The FCE noted that Alfano “was unable to stoop, kneel, crouch, or crawl.” This was due to decreased range of motion as well as weakness and the inability to prevent his lower extremities from buckling beneath him. The clinical data obtained during the evaluation did not support his ability to tolerate sitting for more than “10 to 15 minutes without a drastic change in position.” The tester stated that he had to lie down frequently during the test to alleviate his symptoms.” The Court found it inexcusable that CIGNA did not question the validity of the summary when the data more clearly supported the opinions of his treating physicians that he could not sit for more than 2-1/2 hours a day.
Such a careless reliance on the summary page of an FCE was not new to the Court. In Rappa v. Connecticut General Life Insurance Company, the Court found that a disability insurance plan is irresponsible when it depends upon a summary page instead of evaluating the full contents of an FCE. CIGNA could not argue that it had reached a correct decision when it ignored portions of the FCE that contradicted the summary.
Before reaching a decision, the Court had to also consider whether CIGNA’s dependence on the opinions of physicians it chose to review Alfano’s files was a credible reason to terminate Alfano’s benefits. Had the opinions reached by these reviews adequately and credibly presented a rebuttal to the findings of Alfano’s physicians?
One physician claimed that the medical evidence presented by Alfano failed to support his inability to sit for prolonged periods and his need to change positions frequently. This conclusion ignored MRIs, an EMG, and positive leg raise tests which supported the conclusion of several physicians that his ability to sit for more that 2-1/2 hours per day. It also ignored the findings of the FCE which confirmed the same conclusion.
Every other expert’s findings also leaned heavily upon the summary page of the FCE. Some stated that Alfano’s physicians had provided vague responses, a charge the Court found unfounded.
After reviewing all the evidence, the Court found that CIGNA’s position that Alfano’s condition had improved, making him capable of returning to his own occupation, was not grounded upon fact.
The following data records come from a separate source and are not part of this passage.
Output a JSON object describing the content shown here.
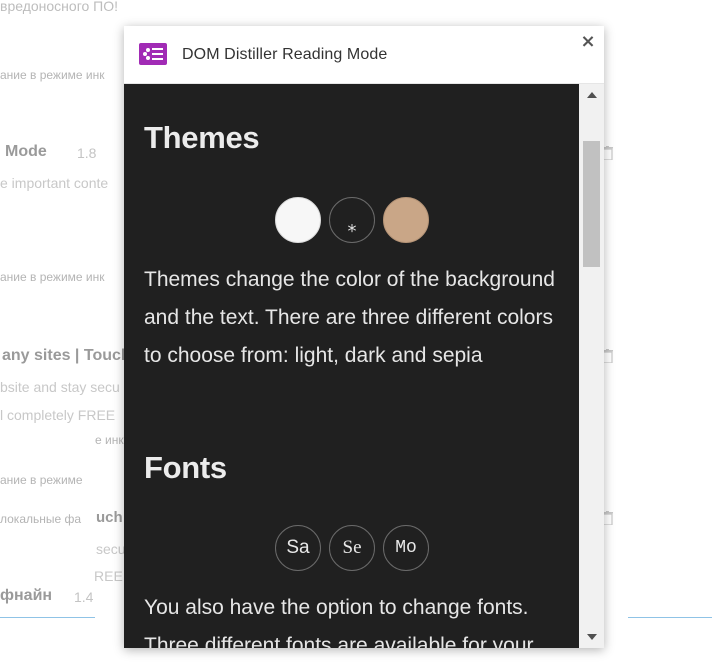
{
  "background": {
    "top_partial": "вредоносного ПО!",
    "status_lines": [
      "ание в режиме инк",
      "ание в режиме инк",
      "е инк",
      "ание в режиме",
      "локальные фа"
    ],
    "ext_names": [
      "Mode",
      "any sites | Touch",
      "фнайн"
    ],
    "versions": [
      "1.8",
      "1.4"
    ],
    "descriptions": [
      "e important conte",
      "bsite and stay secu",
      "l completely FREE",
      "uch",
      "secu",
      "REE!"
    ]
  },
  "popup": {
    "title": "DOM Distiller Reading Mode",
    "close_label": "×",
    "sections": {
      "themes_heading": "Themes",
      "themes_text": "Themes change the color of the background and the text. There are three different colors to choose from: light, dark and sepia",
      "fonts_heading": "Fonts",
      "fonts_text": "You also have the option to change fonts. Three different fonts are available for your"
    },
    "themes": [
      {
        "name": "light",
        "color": "#f7f7f7"
      },
      {
        "name": "dark",
        "color": "#202020",
        "selected_marker": "*"
      },
      {
        "name": "sepia",
        "color": "#c9a687"
      }
    ],
    "fonts": [
      {
        "label": "Sa"
      },
      {
        "label": "Se"
      },
      {
        "label": "Mo"
      }
    ]
  },
  "colors": {
    "accent": "#a12bb5",
    "content_bg": "#202020",
    "text_light": "#e6e6e6"
  }
}
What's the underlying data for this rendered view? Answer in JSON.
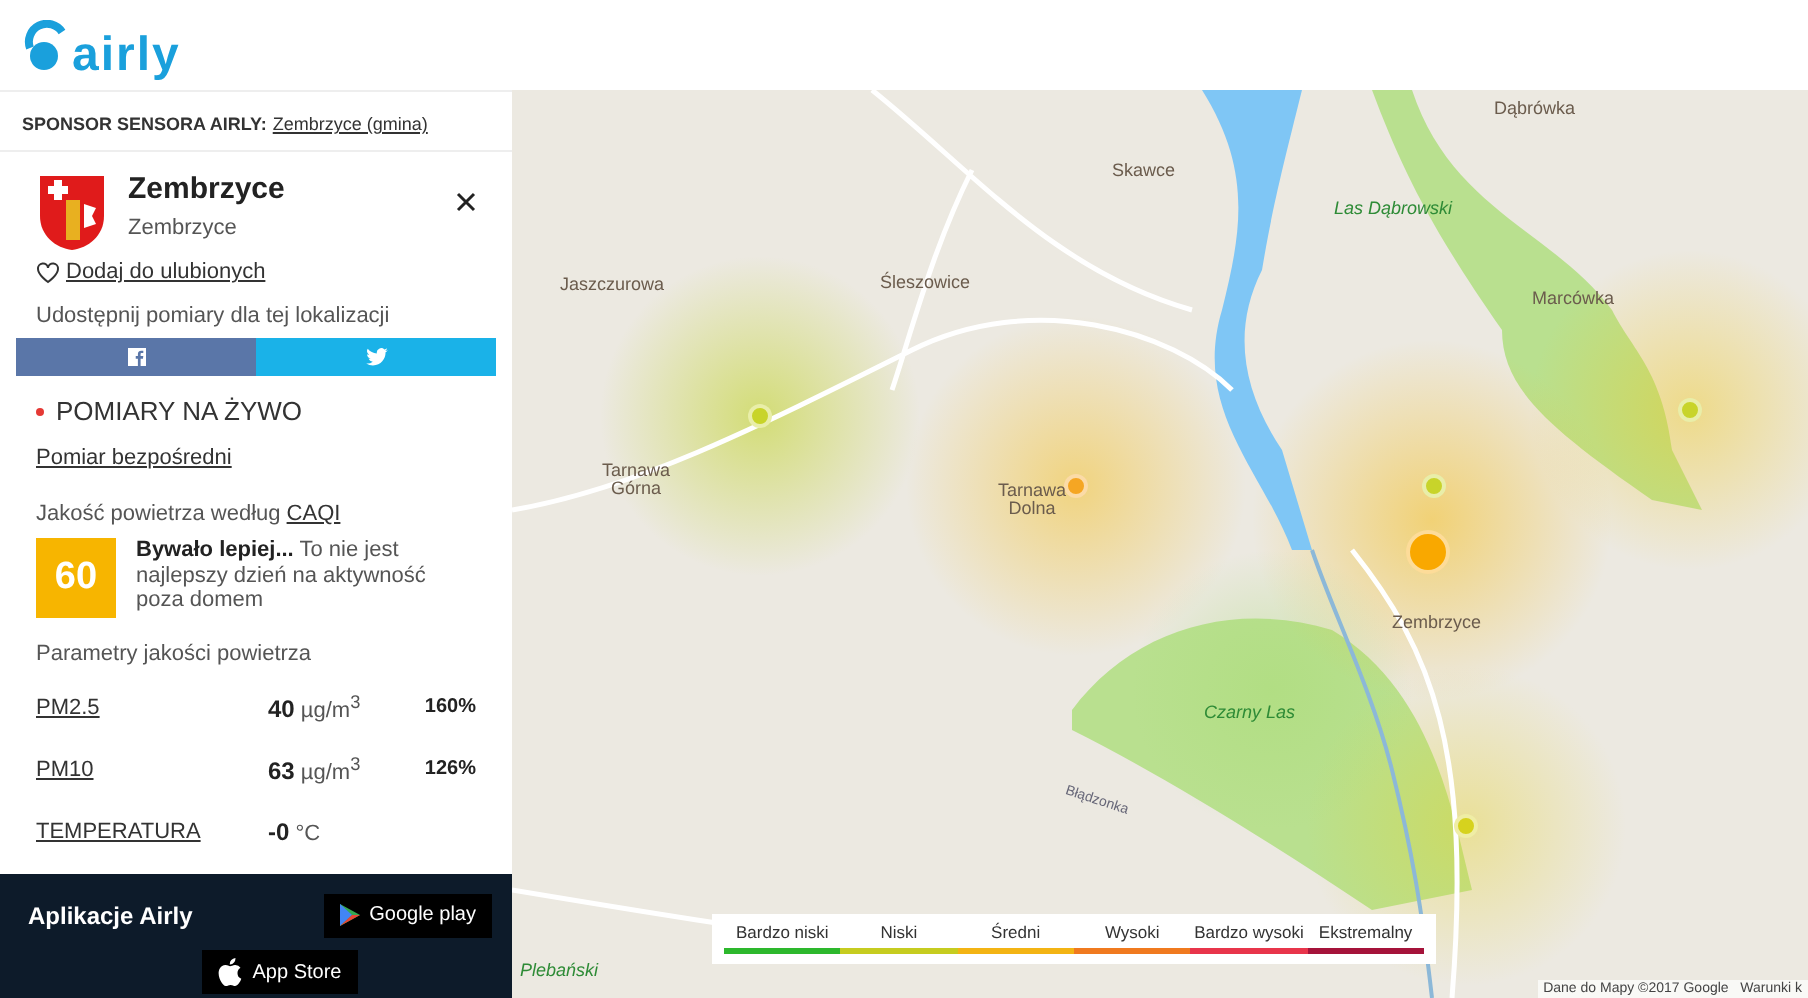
{
  "logo": "airly",
  "sponsor": {
    "label": "SPONSOR SENSORA AIRLY:",
    "link": "Zembrzyce (gmina)"
  },
  "location": {
    "title": "Zembrzyce",
    "subtitle": "Zembrzyce",
    "favorite": "Dodaj do ulubionych",
    "share": "Udostępnij pomiary dla tej lokalizacji"
  },
  "live": {
    "heading": "POMIARY NA ŻYWO",
    "mode": "Pomiar bezpośredni",
    "caqi_label": "Jakość powietrza według",
    "caqi_link": "CAQI",
    "index": "60",
    "description": "**Bywało lepiej...** To nie jest najlepszy dzień na aktywność poza domem",
    "params_title": "Parametry jakości powietrza"
  },
  "parameters": [
    {
      "name": "PM2.5",
      "value": "40",
      "unit": "µg/m$^{3}$",
      "percent": "160%"
    },
    {
      "name": "PM10",
      "value": "63",
      "unit": "µg/m$^{3}$",
      "percent": "126%"
    },
    {
      "name": "TEMPERATURA",
      "value": "-0",
      "unit": "°C"
    }
  ],
  "apps": {
    "title": "Aplikacje Airly",
    "buttons": [
      {
        "kind": "google",
        "label": "Google play"
      },
      {
        "kind": "apple",
        "label": "App Store"
      }
    ]
  },
  "map": {
    "places": [
      {
        "kind": "town",
        "label": "Dąbrówka"
      },
      {
        "kind": "town",
        "label": "Skawce"
      },
      {
        "kind": "forest",
        "label": "Las Dąbrowski"
      },
      {
        "kind": "town",
        "label": "Jaszczurowa"
      },
      {
        "kind": "town",
        "label": "Śleszowice"
      },
      {
        "kind": "town",
        "label": "Marcówka"
      },
      {
        "kind": "town",
        "label": "Tarnawa Górna"
      },
      {
        "kind": "town",
        "label": "Tarnawa Dolna"
      },
      {
        "kind": "town",
        "label": "Zembrzyce"
      },
      {
        "kind": "forest",
        "label": "Czarny Las"
      },
      {
        "kind": "stream",
        "label": "Błądzonka"
      },
      {
        "kind": "forest",
        "label": "Plebański"
      }
    ],
    "sensors": [
      {
        "color": "#c8d42a"
      },
      {
        "color": "#f5a623"
      },
      {
        "color": "#c8d42a"
      },
      {
        "color": "#f9a800"
      },
      {
        "color": "#c8d42a"
      },
      {
        "color": "#d6d21e"
      }
    ],
    "legend": [
      {
        "label": "Bardzo niski",
        "color": "#2db82d"
      },
      {
        "label": "Niski",
        "color": "#c6cc20"
      },
      {
        "label": "Średni",
        "color": "#f3b414"
      },
      {
        "label": "Wysoki",
        "color": "#f07a1f"
      },
      {
        "label": "Bardzo wysoki",
        "color": "#e8354b"
      },
      {
        "label": "Ekstremalny",
        "color": "#a5133a"
      }
    ],
    "attribution": "Dane do Mapy ©2017 Google   Warunki k"
  }
}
In fact, the medical evidence suggested that his condition was continuing to deteriorate. CIGNA had wrongfully terminated Alfano’s benefits.
CIGNA argued that the Court should remand Alfano’s claim back into the disability company’s control. The Court refused to do this. Such a decision would send a message to disability insurance plans that they can continue to be careless and avoid the consequences of not abiding by the rules established by ERISA.
CIGNA’s termination had been improper. A clear decision granting Alfano’s disability attorney’s motion for summary judgment was the only appropriate remedy. The Court ordered CIGNA to reinstate Alfano’s long-term disability benefits retroactively and to continue making payments until he either ceases to be disabled or reaches 63 years of age.
Attorneys Dell & Schaefer did not represent Mr. Alfano as it related to his claim for disability benefits.